Alleged coaching protocol breach adds to England's World Cup misery
The death throes of England's World Cup have continued with the news they are being investigated for an alleged breach of protocol by communicating with matchday officials during Saturday's 33-13 rout by Australia.
World Rugby are to probe the hosts over an incident involving two members of the coaching staff reported to have taken place in the tunnel at Twickenham at half-time. Sanctions include a touchline ban and/or a fine.
No names have been released, nor has the nature of the conversation, although England trailed 17-3 at the interval following a half in which their scrum had struggled, while Wallabies openside Michael Hooper has escaped punishment for a shoulder charge on Mike Brown.
"We're aware there is a discussion going on with World Rugby and England. We'll let the process take its course and we'll comment after that. I don't actually know what the allegations are," backs coach Andy Farrell said.
The investigation has come at a painful time for England, whose mood Farrell described as one of "mourning" following Saturday's exit from the World Cup after a mere 16 days, a fate decided by Wallabies' rampage through Twickenham.
The positions of head coach Stuart Lancaster and his assistants are to be reviewed and details are already emerging of disquiet within the playing squad over the influence of Farrell in selection and tactics and the management's determination to pick Sam Burgess.
When the notion of unrest was put to Farrell - who denied a charge of nepotism after his son Owen replaced George Ford at fly-half against Wales and Australia - it was met with a flat denial.
"Sam worked unbelievably hard and has given his all to team.
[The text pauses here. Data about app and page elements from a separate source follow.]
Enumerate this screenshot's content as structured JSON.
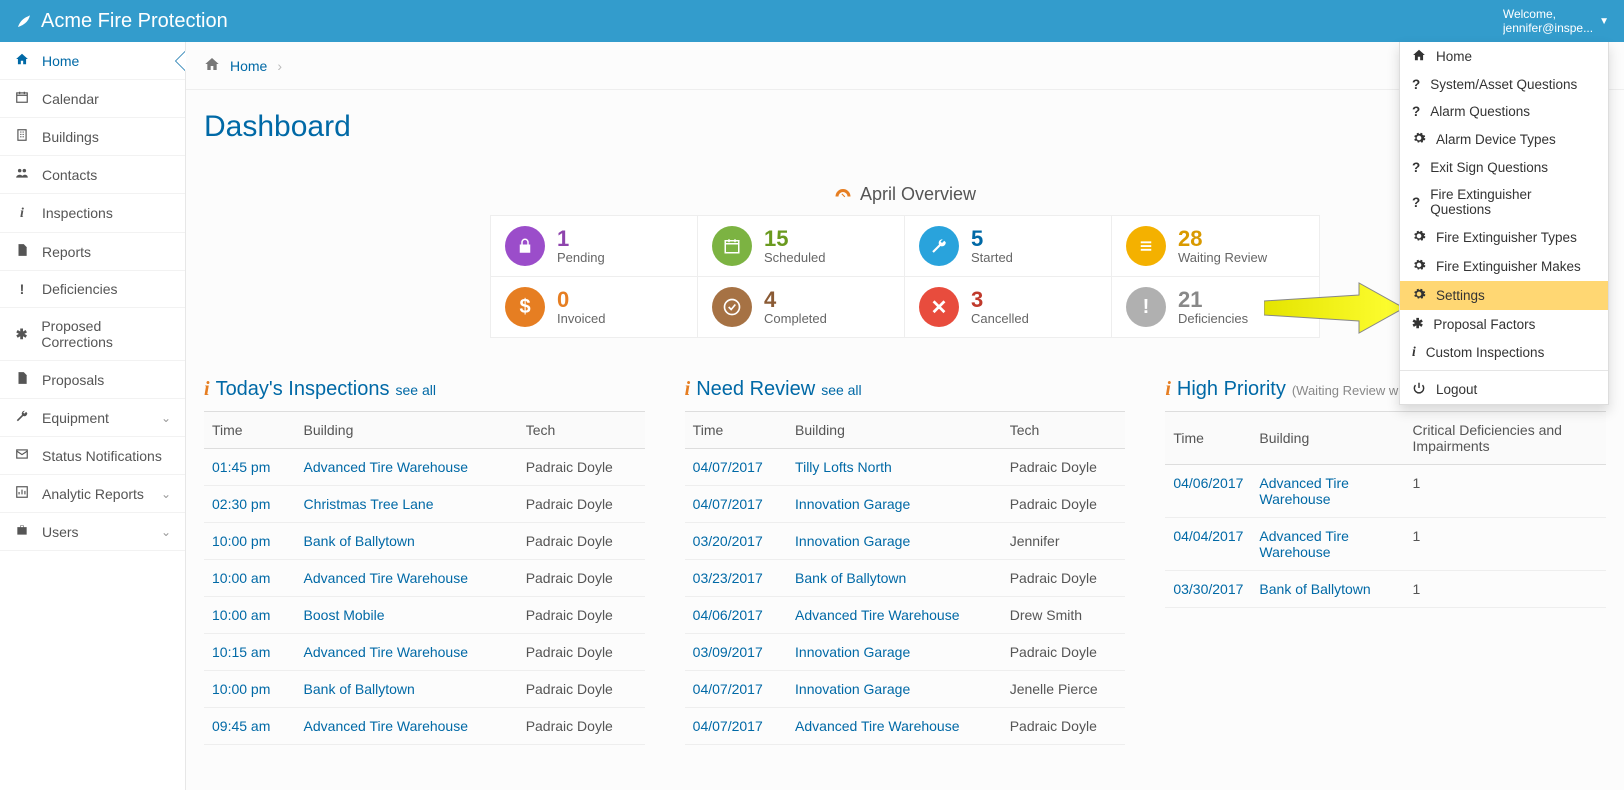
{
  "brand": "Acme Fire Protection",
  "welcome": {
    "prefix": "Welcome,",
    "user": "jennifer@inspe..."
  },
  "breadcrumb": {
    "home": "Home"
  },
  "page_title": "Dashboard",
  "sidebar": {
    "items": [
      {
        "label": "Home",
        "icon": "home",
        "active": true
      },
      {
        "label": "Calendar",
        "icon": "calendar"
      },
      {
        "label": "Buildings",
        "icon": "building"
      },
      {
        "label": "Contacts",
        "icon": "users"
      },
      {
        "label": "Inspections",
        "icon": "info"
      },
      {
        "label": "Reports",
        "icon": "file"
      },
      {
        "label": "Deficiencies",
        "icon": "warn"
      },
      {
        "label": "Proposed Corrections",
        "icon": "asterisk"
      },
      {
        "label": "Proposals",
        "icon": "file"
      },
      {
        "label": "Equipment",
        "icon": "wrench",
        "chevron": true
      },
      {
        "label": "Status Notifications",
        "icon": "mail"
      },
      {
        "label": "Analytic Reports",
        "icon": "chart",
        "chevron": true
      },
      {
        "label": "Users",
        "icon": "briefcase",
        "chevron": true
      }
    ]
  },
  "overview": {
    "title": "April Overview",
    "cells": [
      {
        "num": "1",
        "label": "Pending",
        "icon_bg": "color-purple",
        "num_cls": "num-purple",
        "glyph": "lock"
      },
      {
        "num": "15",
        "label": "Scheduled",
        "icon_bg": "color-green",
        "num_cls": "num-green",
        "glyph": "cal"
      },
      {
        "num": "5",
        "label": "Started",
        "icon_bg": "color-blue",
        "num_cls": "num-blue",
        "glyph": "wrench"
      },
      {
        "num": "28",
        "label": "Waiting Review",
        "icon_bg": "color-yellow",
        "num_cls": "num-yellow",
        "glyph": "list"
      },
      {
        "num": "0",
        "label": "Invoiced",
        "icon_bg": "color-orange",
        "num_cls": "num-orange",
        "glyph": "dollar"
      },
      {
        "num": "4",
        "label": "Completed",
        "icon_bg": "color-brown",
        "num_cls": "num-brown",
        "glyph": "check"
      },
      {
        "num": "3",
        "label": "Cancelled",
        "icon_bg": "color-red",
        "num_cls": "num-red",
        "glyph": "x"
      },
      {
        "num": "21",
        "label": "Deficiencies",
        "icon_bg": "color-grey",
        "num_cls": "num-grey",
        "glyph": "excl"
      }
    ]
  },
  "dropdown": {
    "items": [
      {
        "label": "Home",
        "icon": "home"
      },
      {
        "label": "System/Asset Questions",
        "icon": "question"
      },
      {
        "label": "Alarm Questions",
        "icon": "question"
      },
      {
        "label": "Alarm Device Types",
        "icon": "gear"
      },
      {
        "label": "Exit Sign Questions",
        "icon": "question"
      },
      {
        "label": "Fire Extinguisher Questions",
        "icon": "question"
      },
      {
        "label": "Fire Extinguisher Types",
        "icon": "gear"
      },
      {
        "label": "Fire Extinguisher Makes",
        "icon": "gear"
      },
      {
        "label": "Settings",
        "icon": "gear",
        "highlight": true
      },
      {
        "label": "Proposal Factors",
        "icon": "asterisk"
      },
      {
        "label": "Custom Inspections",
        "icon": "info"
      }
    ],
    "logout": "Logout"
  },
  "tables": {
    "today": {
      "title": "Today's Inspections",
      "see_all": "see all",
      "headers": [
        "Time",
        "Building",
        "Tech"
      ],
      "rows": [
        [
          "01:45 pm",
          "Advanced Tire Warehouse",
          "Padraic Doyle"
        ],
        [
          "02:30 pm",
          "Christmas Tree Lane",
          "Padraic Doyle"
        ],
        [
          "10:00 pm",
          "Bank of Ballytown",
          "Padraic Doyle"
        ],
        [
          "10:00 am",
          "Advanced Tire Warehouse",
          "Padraic Doyle"
        ],
        [
          "10:00 am",
          "Boost Mobile",
          "Padraic Doyle"
        ],
        [
          "10:15 am",
          "Advanced Tire Warehouse",
          "Padraic Doyle"
        ],
        [
          "10:00 pm",
          "Bank of Ballytown",
          "Padraic Doyle"
        ],
        [
          "09:45 am",
          "Advanced Tire Warehouse",
          "Padraic Doyle"
        ]
      ]
    },
    "review": {
      "title": "Need Review",
      "see_all": "see all",
      "headers": [
        "Time",
        "Building",
        "Tech"
      ],
      "rows": [
        [
          "04/07/2017",
          "Tilly Lofts North",
          "Padraic Doyle"
        ],
        [
          "04/07/2017",
          "Innovation Garage",
          "Padraic Doyle"
        ],
        [
          "03/20/2017",
          "Innovation Garage",
          "Jennifer"
        ],
        [
          "03/23/2017",
          "Bank of Ballytown",
          "Padraic Doyle"
        ],
        [
          "04/06/2017",
          "Advanced Tire Warehouse",
          "Drew Smith"
        ],
        [
          "03/09/2017",
          "Innovation Garage",
          "Padraic Doyle"
        ],
        [
          "04/07/2017",
          "Innovation Garage",
          "Jenelle Pierce"
        ],
        [
          "04/07/2017",
          "Advanced Tire Warehouse",
          "Padraic Doyle"
        ]
      ]
    },
    "priority": {
      "title": "High Priority",
      "note": "(Waiting Review with Critical Deficiences)",
      "headers": [
        "Time",
        "Building",
        "Critical Deficiencies and Impairments"
      ],
      "rows": [
        [
          "04/06/2017",
          "Advanced Tire Warehouse",
          "1"
        ],
        [
          "04/04/2017",
          "Advanced Tire Warehouse",
          "1"
        ],
        [
          "03/30/2017",
          "Bank of Ballytown",
          "1"
        ]
      ]
    }
  }
}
It's unfair to comment on a situation like that. I don't think players would say this," Farrell said.
"A player was in a selection meeting now? Is that how the process works? The four of us coaches meet together and we have a discussion on selection.
"You all put your two pennies' worth in and then ultimately Stuart makes the call and we all buy into that, no matter what the discussions were beforehand.
"We have all been unanimous in selection and nothing has ever changed in the last three and a half years. The head coach makes the final decision and that's that."
Farrell offered an impassioned defence of Lancaster, who will spend the week preparing England for Saturday's clash with minnows Uruguay in Manchester. The team will be announced on Tuesday lunchtime.
"Stuart is a brilliant coach who has done wonders for this team and connected everyone back to this team," Farrell said.
"We have lost two games and people will try to define us by those two defeats, but what Stuart has built here was more than that.
"This campaign, this whole three and a half years under Stuart's leadership, has been built on rock-solid foundations.
"He has done marvellous things for this country. I thank him for the hard graft he's put in.
"He's the proudest Englishman and the hardest working Englishman I have ever met. It's been an absolutely privilege to work for such a caring guy.
"There's devastation in the camp. We feel like we have let everyone down. We are all mourning together, but Stuart's had a brilliant chat with the guys. We have got to man up. We have a job to do."